How many times in our lives as we get older do we hear of an older couple where one passes away and then the other dies too not so long afterwards.
As a health Sciences lecturer I have sometimes wondered about the physiology of this occurrence and so i was interested to read this article.
Hope you enjoy it too!
With a large portion of society entering their later years, we often see the effect of one member of a long-established couple passing away and then the other succumbing a short period later. Oftentimes described as “dying of a broken heart”, a new study published in the Journal of the American Medical Association Internal Medicine has showed that there is actual science behind this occurrence.
The conclusions of the study, which was conducted at St. George’s University of London, declares that grief can lead to an increased amount of physical stress and that it can also add to the risk of people losing interest in taking their medications.

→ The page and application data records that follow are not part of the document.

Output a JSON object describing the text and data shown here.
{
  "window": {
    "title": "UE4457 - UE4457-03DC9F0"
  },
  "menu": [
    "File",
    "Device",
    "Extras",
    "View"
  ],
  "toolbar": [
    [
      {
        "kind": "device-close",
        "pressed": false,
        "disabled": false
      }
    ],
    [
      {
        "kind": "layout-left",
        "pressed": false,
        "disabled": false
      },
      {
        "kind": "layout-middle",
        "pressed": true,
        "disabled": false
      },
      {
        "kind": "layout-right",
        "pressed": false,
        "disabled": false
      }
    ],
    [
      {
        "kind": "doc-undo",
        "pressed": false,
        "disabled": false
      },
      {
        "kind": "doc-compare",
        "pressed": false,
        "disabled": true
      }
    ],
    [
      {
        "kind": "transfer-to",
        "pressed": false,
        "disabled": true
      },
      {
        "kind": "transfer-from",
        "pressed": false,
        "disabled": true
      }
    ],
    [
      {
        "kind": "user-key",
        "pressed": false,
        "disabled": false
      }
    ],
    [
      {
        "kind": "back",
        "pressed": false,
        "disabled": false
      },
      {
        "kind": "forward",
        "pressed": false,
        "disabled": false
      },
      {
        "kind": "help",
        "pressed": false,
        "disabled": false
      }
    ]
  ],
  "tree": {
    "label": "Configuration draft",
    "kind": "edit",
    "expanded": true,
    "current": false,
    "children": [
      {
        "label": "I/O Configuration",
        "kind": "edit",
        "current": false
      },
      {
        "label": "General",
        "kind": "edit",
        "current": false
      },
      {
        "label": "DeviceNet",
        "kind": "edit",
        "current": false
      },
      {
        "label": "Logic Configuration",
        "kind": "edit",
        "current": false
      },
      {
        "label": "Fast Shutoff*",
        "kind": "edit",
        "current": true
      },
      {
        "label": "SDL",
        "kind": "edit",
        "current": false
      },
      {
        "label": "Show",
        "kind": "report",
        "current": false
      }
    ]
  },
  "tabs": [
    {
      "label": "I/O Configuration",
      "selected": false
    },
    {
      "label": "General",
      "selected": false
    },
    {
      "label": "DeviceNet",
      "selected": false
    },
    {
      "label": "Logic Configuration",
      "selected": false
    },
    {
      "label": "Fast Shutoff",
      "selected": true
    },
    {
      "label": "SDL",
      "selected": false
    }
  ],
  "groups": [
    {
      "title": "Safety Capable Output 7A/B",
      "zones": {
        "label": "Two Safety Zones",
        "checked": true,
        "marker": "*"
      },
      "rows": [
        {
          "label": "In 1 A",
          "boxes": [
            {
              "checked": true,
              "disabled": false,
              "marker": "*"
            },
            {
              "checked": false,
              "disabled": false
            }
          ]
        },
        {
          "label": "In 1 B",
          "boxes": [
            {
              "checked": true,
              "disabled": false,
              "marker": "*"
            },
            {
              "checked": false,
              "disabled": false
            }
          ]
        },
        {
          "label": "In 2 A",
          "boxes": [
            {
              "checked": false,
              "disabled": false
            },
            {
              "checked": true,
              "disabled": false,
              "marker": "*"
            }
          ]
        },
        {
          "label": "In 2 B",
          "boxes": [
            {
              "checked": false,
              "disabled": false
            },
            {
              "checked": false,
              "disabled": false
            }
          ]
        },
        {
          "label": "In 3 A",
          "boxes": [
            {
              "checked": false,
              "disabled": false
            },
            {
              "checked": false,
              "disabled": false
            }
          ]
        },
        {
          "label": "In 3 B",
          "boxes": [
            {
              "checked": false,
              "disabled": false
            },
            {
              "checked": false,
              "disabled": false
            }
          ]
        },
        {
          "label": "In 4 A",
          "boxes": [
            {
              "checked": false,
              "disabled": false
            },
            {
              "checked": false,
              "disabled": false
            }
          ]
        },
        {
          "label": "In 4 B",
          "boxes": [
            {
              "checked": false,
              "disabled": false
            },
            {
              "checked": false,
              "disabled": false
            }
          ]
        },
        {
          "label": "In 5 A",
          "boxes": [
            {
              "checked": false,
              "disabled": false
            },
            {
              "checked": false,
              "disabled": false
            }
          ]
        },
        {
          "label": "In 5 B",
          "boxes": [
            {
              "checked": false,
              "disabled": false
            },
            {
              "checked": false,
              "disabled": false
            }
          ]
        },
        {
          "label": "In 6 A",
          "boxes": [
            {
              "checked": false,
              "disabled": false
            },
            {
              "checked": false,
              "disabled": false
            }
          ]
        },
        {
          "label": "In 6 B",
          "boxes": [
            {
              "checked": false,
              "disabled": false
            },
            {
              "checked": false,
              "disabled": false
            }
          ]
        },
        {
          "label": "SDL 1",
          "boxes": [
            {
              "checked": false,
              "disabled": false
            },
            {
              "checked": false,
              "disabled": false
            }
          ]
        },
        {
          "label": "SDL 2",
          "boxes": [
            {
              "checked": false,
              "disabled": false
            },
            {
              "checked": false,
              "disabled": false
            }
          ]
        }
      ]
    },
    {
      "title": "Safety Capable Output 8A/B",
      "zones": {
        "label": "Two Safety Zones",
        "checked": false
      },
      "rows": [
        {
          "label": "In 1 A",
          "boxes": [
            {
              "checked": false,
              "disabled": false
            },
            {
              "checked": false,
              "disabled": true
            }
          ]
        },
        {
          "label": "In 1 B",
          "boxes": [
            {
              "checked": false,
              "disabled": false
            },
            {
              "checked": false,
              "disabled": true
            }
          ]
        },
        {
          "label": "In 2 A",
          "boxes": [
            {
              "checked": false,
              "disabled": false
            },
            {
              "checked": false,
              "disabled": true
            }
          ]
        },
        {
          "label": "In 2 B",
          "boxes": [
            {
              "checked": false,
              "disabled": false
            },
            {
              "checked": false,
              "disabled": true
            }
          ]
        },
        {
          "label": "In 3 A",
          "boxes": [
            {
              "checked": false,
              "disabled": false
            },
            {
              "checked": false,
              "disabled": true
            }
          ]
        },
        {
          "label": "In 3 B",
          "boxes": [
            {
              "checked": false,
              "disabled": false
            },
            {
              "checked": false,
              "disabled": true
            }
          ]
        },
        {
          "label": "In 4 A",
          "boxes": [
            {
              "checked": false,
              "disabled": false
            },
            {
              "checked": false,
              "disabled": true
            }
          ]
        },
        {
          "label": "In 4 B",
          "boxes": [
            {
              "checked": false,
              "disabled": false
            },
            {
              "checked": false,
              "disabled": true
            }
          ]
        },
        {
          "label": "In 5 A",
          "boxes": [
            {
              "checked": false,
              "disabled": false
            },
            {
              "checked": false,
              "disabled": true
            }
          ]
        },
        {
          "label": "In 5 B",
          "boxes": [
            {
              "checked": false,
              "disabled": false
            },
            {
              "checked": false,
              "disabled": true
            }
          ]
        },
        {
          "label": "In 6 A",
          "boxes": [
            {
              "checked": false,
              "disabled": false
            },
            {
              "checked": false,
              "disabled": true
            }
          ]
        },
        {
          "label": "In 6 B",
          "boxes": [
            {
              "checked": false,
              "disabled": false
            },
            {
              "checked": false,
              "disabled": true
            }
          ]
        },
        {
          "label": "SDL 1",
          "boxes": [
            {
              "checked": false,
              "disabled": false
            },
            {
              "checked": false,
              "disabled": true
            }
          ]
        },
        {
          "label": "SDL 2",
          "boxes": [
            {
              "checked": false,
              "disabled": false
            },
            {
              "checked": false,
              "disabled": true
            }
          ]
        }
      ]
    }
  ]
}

This was one of the most recent studies to actually investigate bereavement as a genuine risk factor for cardiovascular issues. The researchers involved with the study assessed the rate of heart attack and stroke victims in patients over the age of 60 whose partner or significant other had recently passed away. The researchers then compared this data to individuals whose partners were still alive.
The study involved 30,447 people whose partner died and 83,588 whose partner did not. Unsurprisingly, the researchers found that 16 out of every 10,000 people whose partner died experienced a heart attack or stroke within 30 days of it occurring. Compare that with only 8 of every 10,000 from the control population.
Thirty days later, however, the risk begins to fall for those who have recently lost their partner.
Speaking to the media, Dr. Sunil Shah (a co-author of the study) declared that “we often use the term “a broken heart” to signify the pain of losing a loved one and our study shows that bereavement can have a direct effect on the health of the heart.” Previous studies have shown that people suffering from grief can see changes in blood clotting, blood pressure and heart rate control.
The combination of adverse physiological responses (such as avoiding taking daily doses of medication) with the symptoms associated with grief can significantly raise a persons likelihood of suffering a stroke or heart attack. With loneliness in senior citizens widely-considered to be another heavy risk factor of death, it is clear that further study is definitely needed to help combat this growing scourge among a large portion of our population.
To your health!
Article Resource Link: http://www.sciencedaily.com/releases/2014/02/140225101258.htm